I received the ribbon you sent me by mail, and I thank you ever so much for it. I was asking “Asa Howe” who you were, and he told me. He also said you were a great man for girls. How is it you never holler at me and my chums? I think you’re bashful. If you wasn’t, you would of handed me the ribbon instead of sending it by mail.
How about that other man who rides with you? Mr. Howe said his name was Frank McGuinness. You can tell him I am struck on him. He ain’t bashful, because I saw him last Saturday night and he spoke to me, and asked how my heart was. That’s the way I like to hear people speak up. He speaks to me every morning. You know that yourself.
Ask him where he was going last Sunday, two weeks ago up by my house. I saw him but he didn’t see me. I have a pretty good idea where he was going. I think he was going up to see Minnie Kelly or the Pitman girl.You can ask him anyway. He may say he was not up that way. But don’t you let him fluff you. I watched him and saw where he went. But don’t you for the love of “Mike” tell him who told you.

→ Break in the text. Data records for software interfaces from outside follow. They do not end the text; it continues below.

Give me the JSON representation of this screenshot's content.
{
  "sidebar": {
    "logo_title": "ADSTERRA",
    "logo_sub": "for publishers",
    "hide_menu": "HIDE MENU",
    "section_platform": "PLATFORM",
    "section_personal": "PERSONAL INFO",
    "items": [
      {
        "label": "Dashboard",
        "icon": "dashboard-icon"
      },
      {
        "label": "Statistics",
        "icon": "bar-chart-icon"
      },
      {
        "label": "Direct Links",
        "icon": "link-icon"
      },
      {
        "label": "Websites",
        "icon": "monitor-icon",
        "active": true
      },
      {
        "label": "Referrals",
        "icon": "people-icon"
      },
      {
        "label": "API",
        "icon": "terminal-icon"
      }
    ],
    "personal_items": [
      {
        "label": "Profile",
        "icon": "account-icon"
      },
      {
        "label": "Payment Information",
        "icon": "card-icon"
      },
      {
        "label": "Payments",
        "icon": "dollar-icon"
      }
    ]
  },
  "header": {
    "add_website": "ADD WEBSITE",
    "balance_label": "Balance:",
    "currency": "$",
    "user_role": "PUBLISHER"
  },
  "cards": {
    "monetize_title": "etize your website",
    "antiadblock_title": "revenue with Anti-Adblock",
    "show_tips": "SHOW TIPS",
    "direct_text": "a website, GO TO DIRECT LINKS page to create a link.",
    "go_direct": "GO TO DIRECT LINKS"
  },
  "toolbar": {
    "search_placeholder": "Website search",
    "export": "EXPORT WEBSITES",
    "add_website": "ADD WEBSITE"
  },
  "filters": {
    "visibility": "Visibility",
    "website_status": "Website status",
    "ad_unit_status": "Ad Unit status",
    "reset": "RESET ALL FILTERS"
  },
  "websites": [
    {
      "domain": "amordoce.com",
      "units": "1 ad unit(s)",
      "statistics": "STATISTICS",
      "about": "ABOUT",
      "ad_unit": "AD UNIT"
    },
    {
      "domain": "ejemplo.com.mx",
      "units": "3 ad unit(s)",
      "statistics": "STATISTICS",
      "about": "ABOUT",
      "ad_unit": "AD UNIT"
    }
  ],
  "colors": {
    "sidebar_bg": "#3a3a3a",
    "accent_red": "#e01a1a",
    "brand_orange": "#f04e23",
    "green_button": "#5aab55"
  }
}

I have a brother who knows a man who works at the mill with you, and he told my brother they called you and Mcguinness “Maggie” Friday and Saturday. He said they got your goat, but they couldn’t get Mcguinness’ goat. You see, he is a wise good boy. But you are too easy. Don’t take any notice of them wild beasts. They won’t call you Maggie for long.
I have seen you on the street, but I didn’t know who you were until Asa Howe told me Saturday. I hope you don’t think Mcguiness is trying to get next and make you jealous. I can make you blush! But I know no girl can make Mcguiness blush. I know two girls who worked in the Ipswich Mill wih him, and they said he was a holy terror. Ask him if he knows M.D. an A.M. He worked in the mill with them
from Maggie Robbins.
The photographs of “mill girls” at the Ipswich Mills plant in Boston were taken by photographer Lewis Wickes, published Feb.2, 1917.